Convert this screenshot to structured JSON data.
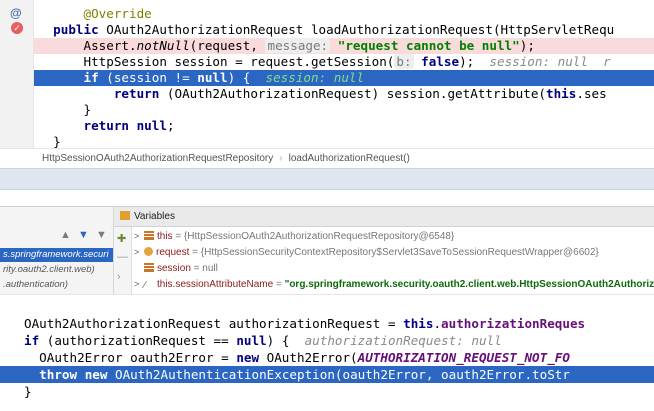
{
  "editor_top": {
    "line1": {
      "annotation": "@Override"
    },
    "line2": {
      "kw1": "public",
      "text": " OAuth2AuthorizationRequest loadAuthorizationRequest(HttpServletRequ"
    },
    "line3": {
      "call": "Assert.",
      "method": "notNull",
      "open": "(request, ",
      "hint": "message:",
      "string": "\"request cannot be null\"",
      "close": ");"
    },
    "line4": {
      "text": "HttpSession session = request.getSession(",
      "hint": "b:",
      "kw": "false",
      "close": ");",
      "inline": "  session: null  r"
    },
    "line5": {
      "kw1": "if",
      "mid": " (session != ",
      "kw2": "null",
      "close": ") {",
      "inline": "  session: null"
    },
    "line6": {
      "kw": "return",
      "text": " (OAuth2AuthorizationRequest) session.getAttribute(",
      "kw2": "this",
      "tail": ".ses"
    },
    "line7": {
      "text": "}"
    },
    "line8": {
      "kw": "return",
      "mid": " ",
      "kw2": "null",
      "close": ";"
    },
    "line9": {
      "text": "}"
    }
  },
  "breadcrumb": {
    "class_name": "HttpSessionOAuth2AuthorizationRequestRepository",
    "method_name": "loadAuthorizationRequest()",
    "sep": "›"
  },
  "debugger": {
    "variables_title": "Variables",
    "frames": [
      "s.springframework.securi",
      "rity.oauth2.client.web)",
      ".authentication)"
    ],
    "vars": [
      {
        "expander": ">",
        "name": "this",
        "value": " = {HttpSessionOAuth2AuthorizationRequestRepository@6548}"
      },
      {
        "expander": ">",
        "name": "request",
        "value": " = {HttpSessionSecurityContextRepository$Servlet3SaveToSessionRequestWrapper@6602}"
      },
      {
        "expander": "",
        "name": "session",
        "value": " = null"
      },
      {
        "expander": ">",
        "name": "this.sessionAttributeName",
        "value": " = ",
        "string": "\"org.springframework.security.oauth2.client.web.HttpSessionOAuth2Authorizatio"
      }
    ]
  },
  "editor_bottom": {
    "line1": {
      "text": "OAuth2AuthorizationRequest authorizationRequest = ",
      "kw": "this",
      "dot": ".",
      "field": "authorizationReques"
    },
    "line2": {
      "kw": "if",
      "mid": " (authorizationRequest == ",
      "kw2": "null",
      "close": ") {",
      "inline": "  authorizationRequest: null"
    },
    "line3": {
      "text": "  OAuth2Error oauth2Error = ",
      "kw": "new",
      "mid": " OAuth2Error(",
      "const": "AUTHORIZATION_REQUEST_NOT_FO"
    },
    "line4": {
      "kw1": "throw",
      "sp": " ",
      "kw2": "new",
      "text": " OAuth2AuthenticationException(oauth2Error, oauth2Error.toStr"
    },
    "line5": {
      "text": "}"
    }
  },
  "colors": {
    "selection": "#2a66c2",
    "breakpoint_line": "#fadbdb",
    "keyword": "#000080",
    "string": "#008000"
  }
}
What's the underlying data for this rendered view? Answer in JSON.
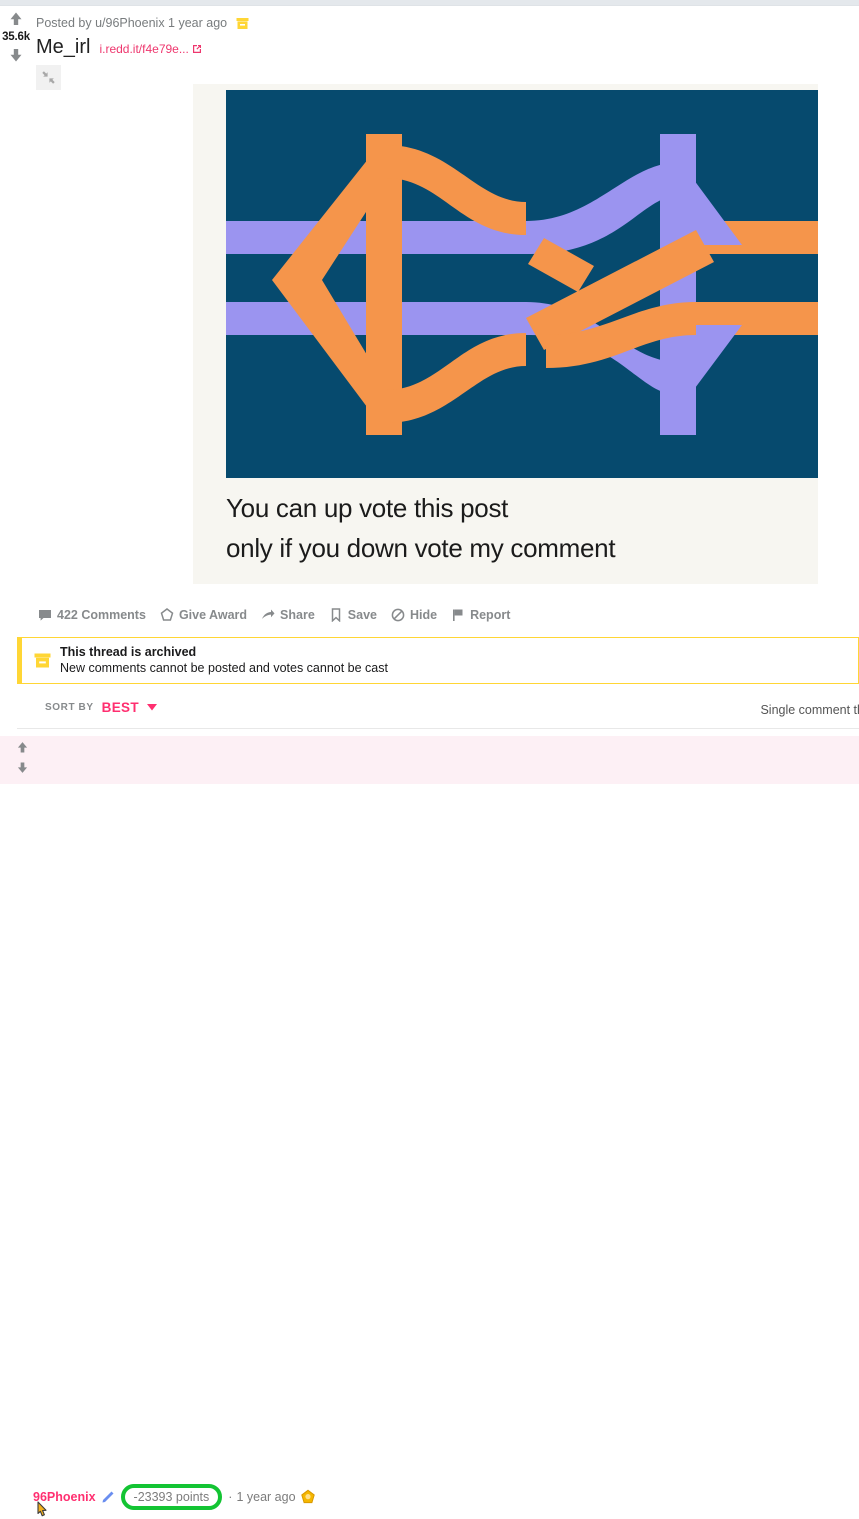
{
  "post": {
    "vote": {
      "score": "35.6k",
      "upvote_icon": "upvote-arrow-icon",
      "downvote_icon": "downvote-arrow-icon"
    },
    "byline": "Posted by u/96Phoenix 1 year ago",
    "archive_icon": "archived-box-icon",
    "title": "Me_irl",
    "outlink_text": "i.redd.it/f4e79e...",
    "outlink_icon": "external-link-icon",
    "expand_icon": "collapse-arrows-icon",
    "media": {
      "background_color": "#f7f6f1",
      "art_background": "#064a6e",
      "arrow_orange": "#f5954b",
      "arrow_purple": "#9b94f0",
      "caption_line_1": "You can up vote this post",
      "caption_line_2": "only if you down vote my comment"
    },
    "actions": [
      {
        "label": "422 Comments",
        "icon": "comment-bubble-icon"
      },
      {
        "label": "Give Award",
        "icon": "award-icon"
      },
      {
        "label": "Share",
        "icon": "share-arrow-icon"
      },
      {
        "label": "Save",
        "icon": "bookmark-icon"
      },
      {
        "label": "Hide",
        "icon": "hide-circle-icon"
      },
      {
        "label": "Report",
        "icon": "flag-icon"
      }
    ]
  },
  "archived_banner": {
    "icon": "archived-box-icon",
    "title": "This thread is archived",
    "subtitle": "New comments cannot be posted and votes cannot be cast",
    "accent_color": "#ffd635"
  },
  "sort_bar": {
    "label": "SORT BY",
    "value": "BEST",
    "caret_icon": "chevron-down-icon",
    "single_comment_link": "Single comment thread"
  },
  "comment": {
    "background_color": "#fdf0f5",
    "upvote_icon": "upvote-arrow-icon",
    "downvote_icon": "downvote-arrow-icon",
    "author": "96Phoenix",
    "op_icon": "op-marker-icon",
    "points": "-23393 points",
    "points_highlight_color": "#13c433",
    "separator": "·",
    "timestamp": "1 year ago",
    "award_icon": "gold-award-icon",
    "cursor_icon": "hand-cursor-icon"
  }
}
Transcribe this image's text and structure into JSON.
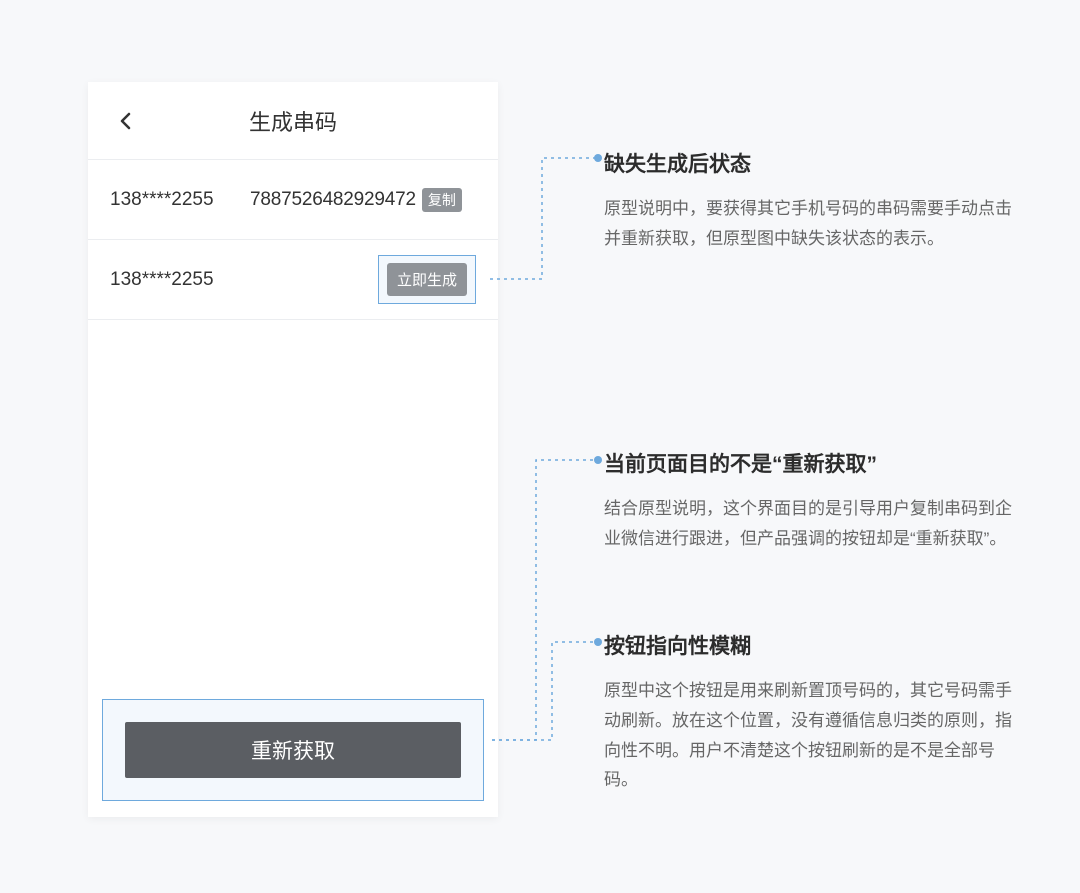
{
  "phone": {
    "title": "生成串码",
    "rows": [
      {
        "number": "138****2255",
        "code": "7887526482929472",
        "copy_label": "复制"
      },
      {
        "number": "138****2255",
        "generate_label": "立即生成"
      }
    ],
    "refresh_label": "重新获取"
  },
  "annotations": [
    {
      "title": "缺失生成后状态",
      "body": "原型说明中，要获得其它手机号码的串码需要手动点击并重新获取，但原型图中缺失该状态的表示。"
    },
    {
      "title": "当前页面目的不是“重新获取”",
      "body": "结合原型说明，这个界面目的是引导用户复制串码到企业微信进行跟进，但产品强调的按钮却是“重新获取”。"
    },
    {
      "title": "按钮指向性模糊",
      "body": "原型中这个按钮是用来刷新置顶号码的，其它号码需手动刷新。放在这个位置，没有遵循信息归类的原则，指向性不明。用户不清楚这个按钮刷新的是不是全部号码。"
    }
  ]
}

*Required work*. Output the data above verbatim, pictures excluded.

*Answer to the exercise*.
Convert this screenshot to structured JSON data.
{
  "editor_top": {
    "line1": {
      "annotation": "@Override"
    },
    "line2": {
      "kw1": "public",
      "text": " OAuth2AuthorizationRequest loadAuthorizationRequest(HttpServletRequ"
    },
    "line3": {
      "call": "Assert.",
      "method": "notNull",
      "open": "(request, ",
      "hint": "message:",
      "string": "\"request cannot be null\"",
      "close": ");"
    },
    "line4": {
      "text": "HttpSession session = request.getSession(",
      "hint": "b:",
      "kw": "false",
      "close": ");",
      "inline": "  session: null  r"
    },
    "line5": {
      "kw1": "if",
      "mid": " (session != ",
      "kw2": "null",
      "close": ") {",
      "inline": "  session: null"
    },
    "line6": {
      "kw": "return",
      "text": " (OAuth2AuthorizationRequest) session.getAttribute(",
      "kw2": "this",
      "tail": ".ses"
    },
    "line7": {
      "text": "}"
    },
    "line8": {
      "kw": "return",
      "mid": " ",
      "kw2": "null",
      "close": ";"
    },
    "line9": {
      "text": "}"
    }
  },
  "breadcrumb": {
    "class_name": "HttpSessionOAuth2AuthorizationRequestRepository",
    "method_name": "loadAuthorizationRequest()",
    "sep": "›"
  },
  "debugger": {
    "variables_title": "Variables",
    "frames": [
      "s.springframework.securi",
      "rity.oauth2.client.web)",
      ".authentication)"
    ],
    "vars": [
      {
        "expander": ">",
        "name": "this",
        "value": " = {HttpSessionOAuth2AuthorizationRequestRepository@6548}"
      },
      {
        "expander": ">",
        "name": "request",
        "value": " = {HttpSessionSecurityContextRepository$Servlet3SaveToSessionRequestWrapper@6602}"
      },
      {
        "expander": "",
        "name": "session",
        "value": " = null"
      },
      {
        "expander": ">",
        "name": "this.sessionAttributeName",
        "value": " = ",
        "string": "\"org.springframework.security.oauth2.client.web.HttpSessionOAuth2Authorizatio"
      }
    ]
  },
  "editor_bottom": {
    "line1": {
      "text": "OAuth2AuthorizationRequest authorizationRequest = ",
      "kw": "this",
      "dot": ".",
      "field": "authorizationReques"
    },
    "line2": {
      "kw": "if",
      "mid": " (authorizationRequest == ",
      "kw2": "null",
      "close": ") {",
      "inline": "  authorizationRequest: null"
    },
    "line3": {
      "text": "  OAuth2Error oauth2Error = ",
      "kw": "new",
      "mid": " OAuth2Error(",
      "const": "AUTHORIZATION_REQUEST_NOT_FO"
    },
    "line4": {
      "kw1": "throw",
      "sp": " ",
      "kw2": "new",
      "text": " OAuth2AuthenticationException(oauth2Error, oauth2Error.toStr"
    },
    "line5": {
      "text": "}"
    }
  },
  "colors": {
    "selection": "#2a66c2",
    "breakpoint_line": "#fadbdb",
    "keyword": "#000080",
    "string": "#008000"
  }
}
What's the underlying data for this rendered view? Answer in JSON.
{
  "post": {
    "vote": {
      "score": "35.6k",
      "upvote_icon": "upvote-arrow-icon",
      "downvote_icon": "downvote-arrow-icon"
    },
    "byline": "Posted by u/96Phoenix 1 year ago",
    "archive_icon": "archived-box-icon",
    "title": "Me_irl",
    "outlink_text": "i.redd.it/f4e79e...",
    "outlink_icon": "external-link-icon",
    "expand_icon": "collapse-arrows-icon",
    "media": {
      "background_color": "#f7f6f1",
      "art_background": "#064a6e",
      "arrow_orange": "#f5954b",
      "arrow_purple": "#9b94f0",
      "caption_line_1": "You can up vote this post",
      "caption_line_2": "only if you down vote my comment"
    },
    "actions": [
      {
        "label": "422 Comments",
        "icon": "comment-bubble-icon"
      },
      {
        "label": "Give Award",
        "icon": "award-icon"
      },
      {
        "label": "Share",
        "icon": "share-arrow-icon"
      },
      {
        "label": "Save",
        "icon": "bookmark-icon"
      },
      {
        "label": "Hide",
        "icon": "hide-circle-icon"
      },
      {
        "label": "Report",
        "icon": "flag-icon"
      }
    ]
  },
  "archived_banner": {
    "icon": "archived-box-icon",
    "title": "This thread is archived",
    "subtitle": "New comments cannot be posted and votes cannot be cast",
    "accent_color": "#ffd635"
  },
  "sort_bar": {
    "label": "SORT BY",
    "value": "BEST",
    "caret_icon": "chevron-down-icon",
    "single_comment_link": "Single comment thread"
  },
  "comment": {
    "background_color": "#fdf0f5",
    "upvote_icon": "upvote-arrow-icon",
    "downvote_icon": "downvote-arrow-icon",
    "author": "96Phoenix",
    "op_icon": "op-marker-icon",
    "points": "-23393 points",
    "points_highlight_color": "#13c433",
    "separator": "·",
    "timestamp": "1 year ago",
    "award_icon": "gold-award-icon",
    "cursor_icon": "hand-cursor-icon"
  }
}
Transcribe this image's text and structure into JSON.
{
  "phone": {
    "title": "生成串码",
    "rows": [
      {
        "number": "138****2255",
        "code": "7887526482929472",
        "copy_label": "复制"
      },
      {
        "number": "138****2255",
        "generate_label": "立即生成"
      }
    ],
    "refresh_label": "重新获取"
  },
  "annotations": [
    {
      "title": "缺失生成后状态",
      "body": "原型说明中，要获得其它手机号码的串码需要手动点击并重新获取，但原型图中缺失该状态的表示。"
    },
    {
      "title": "当前页面目的不是“重新获取”",
      "body": "结合原型说明，这个界面目的是引导用户复制串码到企业微信进行跟进，但产品强调的按钮却是“重新获取”。"
    },
    {
      "title": "按钮指向性模糊",
      "body": "原型中这个按钮是用来刷新置顶号码的，其它号码需手动刷新。放在这个位置，没有遵循信息归类的原则，指向性不明。用户不清楚这个按钮刷新的是不是全部号码。"
    }
  ]
}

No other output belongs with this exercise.